Dataset rows for apps and sites
----------

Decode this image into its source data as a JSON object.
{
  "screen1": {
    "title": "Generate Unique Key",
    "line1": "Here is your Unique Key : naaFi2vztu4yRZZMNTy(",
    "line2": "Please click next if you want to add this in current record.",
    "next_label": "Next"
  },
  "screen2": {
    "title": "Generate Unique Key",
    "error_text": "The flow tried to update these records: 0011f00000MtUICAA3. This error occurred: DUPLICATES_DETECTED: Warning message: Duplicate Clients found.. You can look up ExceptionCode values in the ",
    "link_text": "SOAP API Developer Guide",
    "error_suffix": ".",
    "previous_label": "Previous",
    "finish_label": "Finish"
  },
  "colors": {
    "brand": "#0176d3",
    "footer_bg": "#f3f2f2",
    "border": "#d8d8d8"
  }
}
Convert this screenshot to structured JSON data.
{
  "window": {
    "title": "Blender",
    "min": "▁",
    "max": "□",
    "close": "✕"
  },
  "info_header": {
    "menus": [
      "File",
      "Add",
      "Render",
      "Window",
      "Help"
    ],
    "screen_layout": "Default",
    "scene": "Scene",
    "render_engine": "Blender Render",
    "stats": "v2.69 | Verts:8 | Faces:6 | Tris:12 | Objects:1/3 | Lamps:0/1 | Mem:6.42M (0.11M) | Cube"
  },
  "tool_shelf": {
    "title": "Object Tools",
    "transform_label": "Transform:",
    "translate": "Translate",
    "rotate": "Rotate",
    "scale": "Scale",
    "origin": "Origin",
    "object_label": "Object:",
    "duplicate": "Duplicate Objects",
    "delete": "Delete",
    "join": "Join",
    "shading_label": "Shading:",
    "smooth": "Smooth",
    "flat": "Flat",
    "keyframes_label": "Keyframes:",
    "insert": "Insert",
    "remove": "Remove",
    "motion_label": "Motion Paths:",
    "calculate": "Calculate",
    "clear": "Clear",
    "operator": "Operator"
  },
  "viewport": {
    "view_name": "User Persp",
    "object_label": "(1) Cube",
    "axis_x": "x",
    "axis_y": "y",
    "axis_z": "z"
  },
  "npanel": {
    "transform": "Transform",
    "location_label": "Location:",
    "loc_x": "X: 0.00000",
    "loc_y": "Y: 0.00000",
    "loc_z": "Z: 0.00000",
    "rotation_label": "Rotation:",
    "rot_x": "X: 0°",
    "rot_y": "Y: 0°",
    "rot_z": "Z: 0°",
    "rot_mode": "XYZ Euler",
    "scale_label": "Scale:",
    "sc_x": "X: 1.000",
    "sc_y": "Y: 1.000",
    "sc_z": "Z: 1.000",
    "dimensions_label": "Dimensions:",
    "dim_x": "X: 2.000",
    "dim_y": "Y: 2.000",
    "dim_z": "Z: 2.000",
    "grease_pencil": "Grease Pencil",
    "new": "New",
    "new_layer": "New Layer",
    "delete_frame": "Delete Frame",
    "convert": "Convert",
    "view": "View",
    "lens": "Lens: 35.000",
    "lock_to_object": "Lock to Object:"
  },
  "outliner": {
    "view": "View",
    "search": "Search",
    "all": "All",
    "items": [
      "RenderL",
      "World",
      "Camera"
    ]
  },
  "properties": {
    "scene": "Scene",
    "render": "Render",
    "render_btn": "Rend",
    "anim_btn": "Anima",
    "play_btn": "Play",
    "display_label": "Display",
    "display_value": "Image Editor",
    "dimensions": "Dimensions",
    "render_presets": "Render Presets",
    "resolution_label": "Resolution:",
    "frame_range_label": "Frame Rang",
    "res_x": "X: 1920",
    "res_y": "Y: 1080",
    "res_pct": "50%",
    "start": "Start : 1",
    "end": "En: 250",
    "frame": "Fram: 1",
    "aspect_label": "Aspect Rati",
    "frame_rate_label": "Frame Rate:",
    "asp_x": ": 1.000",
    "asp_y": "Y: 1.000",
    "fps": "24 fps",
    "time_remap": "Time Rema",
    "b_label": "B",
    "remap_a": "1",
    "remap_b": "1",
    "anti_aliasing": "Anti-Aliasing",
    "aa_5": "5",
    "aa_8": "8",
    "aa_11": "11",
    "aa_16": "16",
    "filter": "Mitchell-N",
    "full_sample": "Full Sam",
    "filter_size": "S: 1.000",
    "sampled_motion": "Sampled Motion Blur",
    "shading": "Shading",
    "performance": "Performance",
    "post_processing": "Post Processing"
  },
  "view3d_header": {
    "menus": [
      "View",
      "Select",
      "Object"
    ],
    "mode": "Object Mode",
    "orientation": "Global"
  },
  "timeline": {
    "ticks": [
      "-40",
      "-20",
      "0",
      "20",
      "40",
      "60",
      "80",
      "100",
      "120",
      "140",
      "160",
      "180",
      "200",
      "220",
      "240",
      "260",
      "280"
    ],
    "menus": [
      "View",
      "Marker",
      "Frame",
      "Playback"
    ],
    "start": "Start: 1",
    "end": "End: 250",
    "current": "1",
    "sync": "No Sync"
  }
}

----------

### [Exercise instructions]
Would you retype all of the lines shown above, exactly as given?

### [Solution for this problem]
Decode this image into its source data as a JSON object.
{
  "screen1": {
    "title": "Generate Unique Key",
    "line1": "Here is your Unique Key : naaFi2vztu4yRZZMNTy(",
    "line2": "Please click next if you want to add this in current record.",
    "next_label": "Next"
  },
  "screen2": {
    "title": "Generate Unique Key",
    "error_text": "The flow tried to update these records: 0011f00000MtUICAA3. This error occurred: DUPLICATES_DETECTED: Warning message: Duplicate Clients found.. You can look up ExceptionCode values in the ",
    "link_text": "SOAP API Developer Guide",
    "error_suffix": ".",
    "previous_label": "Previous",
    "finish_label": "Finish"
  },
  "colors": {
    "brand": "#0176d3",
    "footer_bg": "#f3f2f2",
    "border": "#d8d8d8"
  }
}
Convert this screenshot to structured JSON data.
{
  "window": {
    "title": "Blender",
    "min": "▁",
    "max": "□",
    "close": "✕"
  },
  "info_header": {
    "menus": [
      "File",
      "Add",
      "Render",
      "Window",
      "Help"
    ],
    "screen_layout": "Default",
    "scene": "Scene",
    "render_engine": "Blender Render",
    "stats": "v2.69 | Verts:8 | Faces:6 | Tris:12 | Objects:1/3 | Lamps:0/1 | Mem:6.42M (0.11M) | Cube"
  },
  "tool_shelf": {
    "title": "Object Tools",
    "transform_label": "Transform:",
    "translate": "Translate",
    "rotate": "Rotate",
    "scale": "Scale",
    "origin": "Origin",
    "object_label": "Object:",
    "duplicate": "Duplicate Objects",
    "delete": "Delete",
    "join": "Join",
    "shading_label": "Shading:",
    "smooth": "Smooth",
    "flat": "Flat",
    "keyframes_label": "Keyframes:",
    "insert": "Insert",
    "remove": "Remove",
    "motion_label": "Motion Paths:",
    "calculate": "Calculate",
    "clear": "Clear",
    "operator": "Operator"
  },
  "viewport": {
    "view_name": "User Persp",
    "object_label": "(1) Cube",
    "axis_x": "x",
    "axis_y": "y",
    "axis_z": "z"
  },
  "npanel": {
    "transform": "Transform",
    "location_label": "Location:",
    "loc_x": "X: 0.00000",
    "loc_y": "Y: 0.00000",
    "loc_z": "Z: 0.00000",
    "rotation_label": "Rotation:",
    "rot_x": "X: 0°",
    "rot_y": "Y: 0°",
    "rot_z": "Z: 0°",
    "rot_mode": "XYZ Euler",
    "scale_label": "Scale:",
    "sc_x": "X: 1.000",
    "sc_y": "Y: 1.000",
    "sc_z": "Z: 1.000",
    "dimensions_label": "Dimensions:",
    "dim_x": "X: 2.000",
    "dim_y": "Y: 2.000",
    "dim_z": "Z: 2.000",
    "grease_pencil": "Grease Pencil",
    "new": "New",
    "new_layer": "New Layer",
    "delete_frame": "Delete Frame",
    "convert": "Convert",
    "view": "View",
    "lens": "Lens: 35.000",
    "lock_to_object": "Lock to Object:"
  },
  "outliner": {
    "view": "View",
    "search": "Search",
    "all": "All",
    "items": [
      "RenderL",
      "World",
      "Camera"
    ]
  },
  "properties": {
    "scene": "Scene",
    "render": "Render",
    "render_btn": "Rend",
    "anim_btn": "Anima",
    "play_btn": "Play",
    "display_label": "Display",
    "display_value": "Image Editor",
    "dimensions": "Dimensions",
    "render_presets": "Render Presets",
    "resolution_label": "Resolution:",
    "frame_range_label": "Frame Rang",
    "res_x": "X: 1920",
    "res_y": "Y: 1080",
    "res_pct": "50%",
    "start": "Start : 1",
    "end": "En: 250",
    "frame": "Fram: 1",
    "aspect_label": "Aspect Rati",
    "frame_rate_label": "Frame Rate:",
    "asp_x": ": 1.000",
    "asp_y": "Y: 1.000",
    "fps": "24 fps",
    "time_remap": "Time Rema",
    "b_label": "B",
    "remap_a": "1",
    "remap_b": "1",
    "anti_aliasing": "Anti-Aliasing",
    "aa_5": "5",
    "aa_8": "8",
    "aa_11": "11",
    "aa_16": "16",
    "filter": "Mitchell-N",
    "full_sample": "Full Sam",
    "filter_size": "S: 1.000",
    "sampled_motion": "Sampled Motion Blur",
    "shading": "Shading",
    "performance": "Performance",
    "post_processing": "Post Processing"
  },
  "view3d_header": {
    "menus": [
      "View",
      "Select",
      "Object"
    ],
    "mode": "Object Mode",
    "orientation": "Global"
  },
  "timeline": {
    "ticks": [
      "-40",
      "-20",
      "0",
      "20",
      "40",
      "60",
      "80",
      "100",
      "120",
      "140",
      "160",
      "180",
      "200",
      "220",
      "240",
      "260",
      "280"
    ],
    "menus": [
      "View",
      "Marker",
      "Frame",
      "Playback"
    ],
    "start": "Start: 1",
    "end": "End: 250",
    "current": "1",
    "sync": "No Sync"
  }
}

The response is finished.